Exercise description
Restate the records in full and exactly, with no images included.
+ + + +
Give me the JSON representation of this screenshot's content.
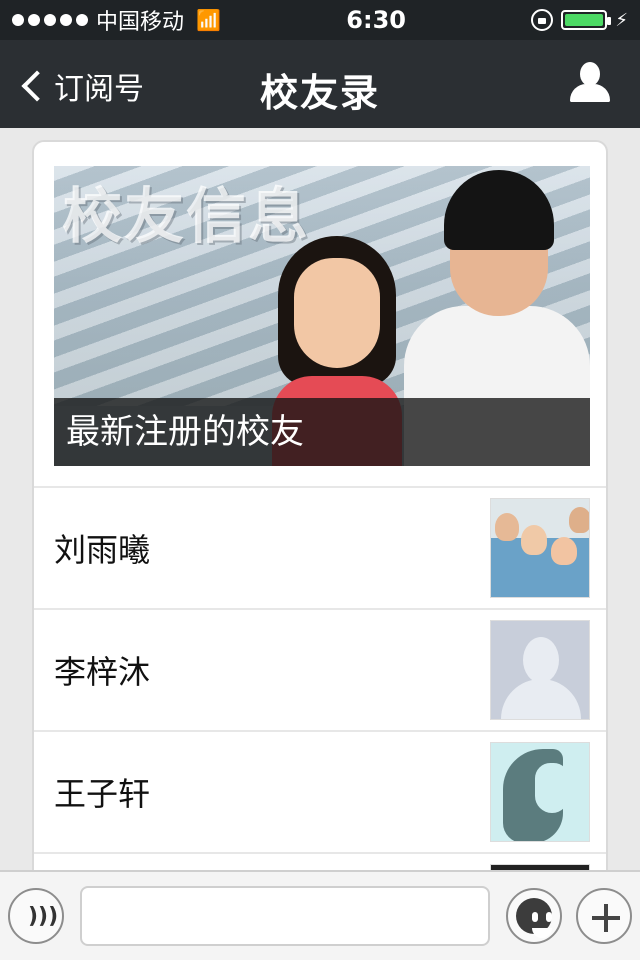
{
  "status_bar": {
    "carrier": "中国移动",
    "time": "6:30"
  },
  "nav": {
    "back_label": "订阅号",
    "title": "校友录"
  },
  "banner": {
    "overlay_text": "校友信息",
    "caption": "最新注册的校友"
  },
  "alumni": [
    {
      "name": "刘雨曦",
      "thumb": "group-photo"
    },
    {
      "name": "李梓沐",
      "thumb": "default-avatar"
    },
    {
      "name": "王子轩",
      "thumb": "silhouette-avatar"
    }
  ],
  "colors": {
    "status_bar_bg": "#1f2326",
    "nav_bg": "#2b2f33",
    "battery_green": "#4cd964"
  },
  "icons": [
    "back-chevron-icon",
    "profile-icon",
    "wifi-icon",
    "orientation-lock-icon",
    "battery-icon",
    "voice-icon",
    "emoji-icon",
    "plus-icon"
  ]
}
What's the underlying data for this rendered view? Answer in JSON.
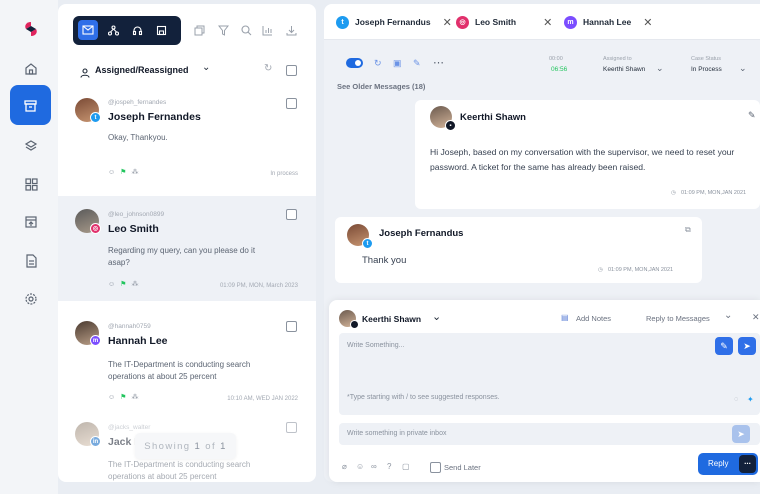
{
  "colors": {
    "accent": "#1f6ae0",
    "navy": "#12213b",
    "twitter": "#1d9bf0",
    "instagram": "#e1306c",
    "messenger": "#7b4dff",
    "linkedin": "#0a66c2",
    "green": "#22c55e"
  },
  "rail": {
    "items": [
      "home-icon",
      "inbox-icon",
      "layers-icon",
      "grid-icon",
      "upload-icon",
      "document-icon",
      "settings-icon"
    ]
  },
  "list": {
    "filter_label": "Assigned/Reassigned",
    "conversations": [
      {
        "handle": "@jospeh_fernandes",
        "name": "Joseph Fernandes",
        "message": "Okay, Thankyou.",
        "status": "In process",
        "platform": "twitter"
      },
      {
        "handle": "@leo_johnson0899",
        "name": "Leo Smith",
        "message": "Regarding my query, can you please do it asap?",
        "time": "01:09 PM, MON, March 2023",
        "platform": "instagram"
      },
      {
        "handle": "@hannah0759",
        "name": "Hannah Lee",
        "message": "The IT-Department is conducting search operations at about 25 percent",
        "time": "10:10 AM, WED JAN 2022",
        "platform": "messenger"
      },
      {
        "handle": "@jacks_walter",
        "name": "Jack N",
        "message": "The IT-Department is conducting search operations at about 25 percent",
        "platform": "linkedin"
      }
    ],
    "toast": {
      "prefix": "Showing",
      "current": "1",
      "of": "of",
      "total": "1"
    }
  },
  "tabs": [
    {
      "label": "Joseph Fernandus",
      "platform": "twitter"
    },
    {
      "label": "Leo Smith",
      "platform": "instagram"
    },
    {
      "label": "Hannah Lee",
      "platform": "messenger"
    }
  ],
  "header": {
    "timer_top": "00:00",
    "timer": "06:56",
    "assigned_label": "Assigned to",
    "assigned_value": "Keerthi Shawn",
    "status_label": "Case Status",
    "status_value": "In Process",
    "older": "See Older Messages (18)"
  },
  "messages": [
    {
      "author": "Keerthi Shawn",
      "text": "Hi Joseph, based on my conversation with the supervisor, we need to reset your password. A ticket for the same has already been raised.",
      "time": "01:09 PM, MON,JAN 2021"
    },
    {
      "author": "Joseph Fernandus",
      "text": "Thank you",
      "time": "01:09 PM, MON,JAN 2021"
    }
  ],
  "composer": {
    "agent": "Keerthi Shawn",
    "add_notes": "Add Notes",
    "reply_to": "Reply to Messages",
    "write_placeholder": "Write Something...",
    "hint": "*Type starting with / to see suggested responses.",
    "private_placeholder": "Write something in private inbox",
    "send_later": "Send Later",
    "reply": "Reply",
    "more": "..."
  }
}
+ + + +
Problem solution
Give me the JSON representation of this screenshot's content.
{
  "status_bar": {
    "carrier": "中国移动",
    "time": "6:30"
  },
  "nav": {
    "back_label": "订阅号",
    "title": "校友录"
  },
  "banner": {
    "overlay_text": "校友信息",
    "caption": "最新注册的校友"
  },
  "alumni": [
    {
      "name": "刘雨曦",
      "thumb": "group-photo"
    },
    {
      "name": "李梓沐",
      "thumb": "default-avatar"
    },
    {
      "name": "王子轩",
      "thumb": "silhouette-avatar"
    }
  ],
  "colors": {
    "status_bar_bg": "#1f2326",
    "nav_bg": "#2b2f33",
    "battery_green": "#4cd964"
  },
  "icons": [
    "back-chevron-icon",
    "profile-icon",
    "wifi-icon",
    "orientation-lock-icon",
    "battery-icon",
    "voice-icon",
    "emoji-icon",
    "plus-icon"
  ]
}
What's the underlying data for this rendered view? Answer in JSON.
{
  "colors": {
    "accent": "#1f6ae0",
    "navy": "#12213b",
    "twitter": "#1d9bf0",
    "instagram": "#e1306c",
    "messenger": "#7b4dff",
    "linkedin": "#0a66c2",
    "green": "#22c55e"
  },
  "rail": {
    "items": [
      "home-icon",
      "inbox-icon",
      "layers-icon",
      "grid-icon",
      "upload-icon",
      "document-icon",
      "settings-icon"
    ]
  },
  "list": {
    "filter_label": "Assigned/Reassigned",
    "conversations": [
      {
        "handle": "@jospeh_fernandes",
        "name": "Joseph Fernandes",
        "message": "Okay, Thankyou.",
        "status": "In process",
        "platform": "twitter"
      },
      {
        "handle": "@leo_johnson0899",
        "name": "Leo Smith",
        "message": "Regarding my query, can you please do it asap?",
        "time": "01:09 PM, MON, March 2023",
        "platform": "instagram"
      },
      {
        "handle": "@hannah0759",
        "name": "Hannah Lee",
        "message": "The IT-Department is conducting search operations at about 25 percent",
        "time": "10:10 AM, WED JAN 2022",
        "platform": "messenger"
      },
      {
        "handle": "@jacks_walter",
        "name": "Jack N",
        "message": "The IT-Department is conducting search operations at about 25 percent",
        "platform": "linkedin"
      }
    ],
    "toast": {
      "prefix": "Showing",
      "current": "1",
      "of": "of",
      "total": "1"
    }
  },
  "tabs": [
    {
      "label": "Joseph Fernandus",
      "platform": "twitter"
    },
    {
      "label": "Leo Smith",
      "platform": "instagram"
    },
    {
      "label": "Hannah Lee",
      "platform": "messenger"
    }
  ],
  "header": {
    "timer_top": "00:00",
    "timer": "06:56",
    "assigned_label": "Assigned to",
    "assigned_value": "Keerthi Shawn",
    "status_label": "Case Status",
    "status_value": "In Process",
    "older": "See Older Messages (18)"
  },
  "messages": [
    {
      "author": "Keerthi Shawn",
      "text": "Hi Joseph, based on my conversation with the supervisor, we need to reset your password. A ticket for the same has already been raised.",
      "time": "01:09 PM, MON,JAN 2021"
    },
    {
      "author": "Joseph Fernandus",
      "text": "Thank you",
      "time": "01:09 PM, MON,JAN 2021"
    }
  ],
  "composer": {
    "agent": "Keerthi Shawn",
    "add_notes": "Add Notes",
    "reply_to": "Reply to Messages",
    "write_placeholder": "Write Something...",
    "hint": "*Type starting with / to see suggested responses.",
    "private_placeholder": "Write something in private inbox",
    "send_later": "Send Later",
    "reply": "Reply",
    "more": "..."
  }
}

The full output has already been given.